◆ Entries supplied:
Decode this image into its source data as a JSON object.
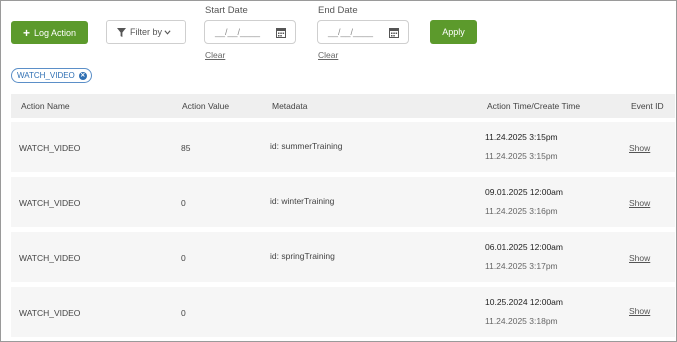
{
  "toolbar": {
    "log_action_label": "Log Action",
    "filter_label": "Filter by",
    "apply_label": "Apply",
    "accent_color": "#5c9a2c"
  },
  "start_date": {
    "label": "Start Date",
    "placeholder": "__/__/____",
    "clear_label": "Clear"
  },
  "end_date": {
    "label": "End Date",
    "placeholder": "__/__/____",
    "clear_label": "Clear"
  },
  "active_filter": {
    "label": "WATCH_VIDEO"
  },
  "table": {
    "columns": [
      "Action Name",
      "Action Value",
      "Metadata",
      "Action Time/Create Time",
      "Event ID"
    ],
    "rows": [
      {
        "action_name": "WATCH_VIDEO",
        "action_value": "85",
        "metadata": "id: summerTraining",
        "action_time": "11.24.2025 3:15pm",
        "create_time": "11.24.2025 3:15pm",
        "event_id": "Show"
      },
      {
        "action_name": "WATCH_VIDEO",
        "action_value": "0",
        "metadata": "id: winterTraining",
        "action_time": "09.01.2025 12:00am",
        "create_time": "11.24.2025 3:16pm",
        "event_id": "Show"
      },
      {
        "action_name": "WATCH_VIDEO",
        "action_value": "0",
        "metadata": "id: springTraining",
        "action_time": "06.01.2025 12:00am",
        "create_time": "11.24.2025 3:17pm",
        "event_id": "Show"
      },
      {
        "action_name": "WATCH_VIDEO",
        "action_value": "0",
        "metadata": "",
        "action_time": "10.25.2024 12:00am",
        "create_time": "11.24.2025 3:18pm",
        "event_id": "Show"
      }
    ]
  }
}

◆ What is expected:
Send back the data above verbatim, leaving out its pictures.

◆ Finished task:
Decode this image into its source data as a JSON object.
{
  "toolbar": {
    "log_action_label": "Log Action",
    "filter_label": "Filter by",
    "apply_label": "Apply",
    "accent_color": "#5c9a2c"
  },
  "start_date": {
    "label": "Start Date",
    "placeholder": "__/__/____",
    "clear_label": "Clear"
  },
  "end_date": {
    "label": "End Date",
    "placeholder": "__/__/____",
    "clear_label": "Clear"
  },
  "active_filter": {
    "label": "WATCH_VIDEO"
  },
  "table": {
    "columns": [
      "Action Name",
      "Action Value",
      "Metadata",
      "Action Time/Create Time",
      "Event ID"
    ],
    "rows": [
      {
        "action_name": "WATCH_VIDEO",
        "action_value": "85",
        "metadata": "id: summerTraining",
        "action_time": "11.24.2025 3:15pm",
        "create_time": "11.24.2025 3:15pm",
        "event_id": "Show"
      },
      {
        "action_name": "WATCH_VIDEO",
        "action_value": "0",
        "metadata": "id: winterTraining",
        "action_time": "09.01.2025 12:00am",
        "create_time": "11.24.2025 3:16pm",
        "event_id": "Show"
      },
      {
        "action_name": "WATCH_VIDEO",
        "action_value": "0",
        "metadata": "id: springTraining",
        "action_time": "06.01.2025 12:00am",
        "create_time": "11.24.2025 3:17pm",
        "event_id": "Show"
      },
      {
        "action_name": "WATCH_VIDEO",
        "action_value": "0",
        "metadata": "",
        "action_time": "10.25.2024 12:00am",
        "create_time": "11.24.2025 3:18pm",
        "event_id": "Show"
      }
    ]
  }
}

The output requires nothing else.